■ **WHAT IS BEING ASKED**
Filter by the string "Academia": return the lines of the material that contain it.

::::

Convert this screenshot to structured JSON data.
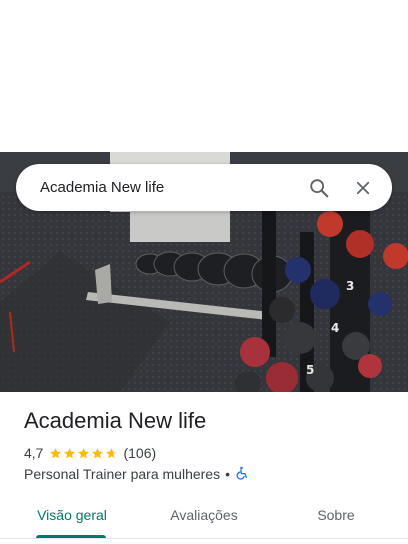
{
  "search": {
    "query": "Academia New life",
    "search_icon": "search-icon",
    "close_icon": "close-icon"
  },
  "place": {
    "name": "Academia New life",
    "rating": "4,7",
    "rating_value": 4.7,
    "review_count": "(106)",
    "category": "Personal Trainer para mulheres",
    "separator": "•",
    "accessibility_icon": "wheelchair-icon"
  },
  "tabs": [
    {
      "label": "Visão geral",
      "active": true
    },
    {
      "label": "Avaliações",
      "active": false
    },
    {
      "label": "Sobre",
      "active": false
    }
  ],
  "colors": {
    "accent": "#00796b",
    "star": "#fbbc04",
    "accessibility": "#1a73e8"
  }
}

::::

■ **ANSWER BOX**
    "query": "Academia New life",
    "name": "Academia New life",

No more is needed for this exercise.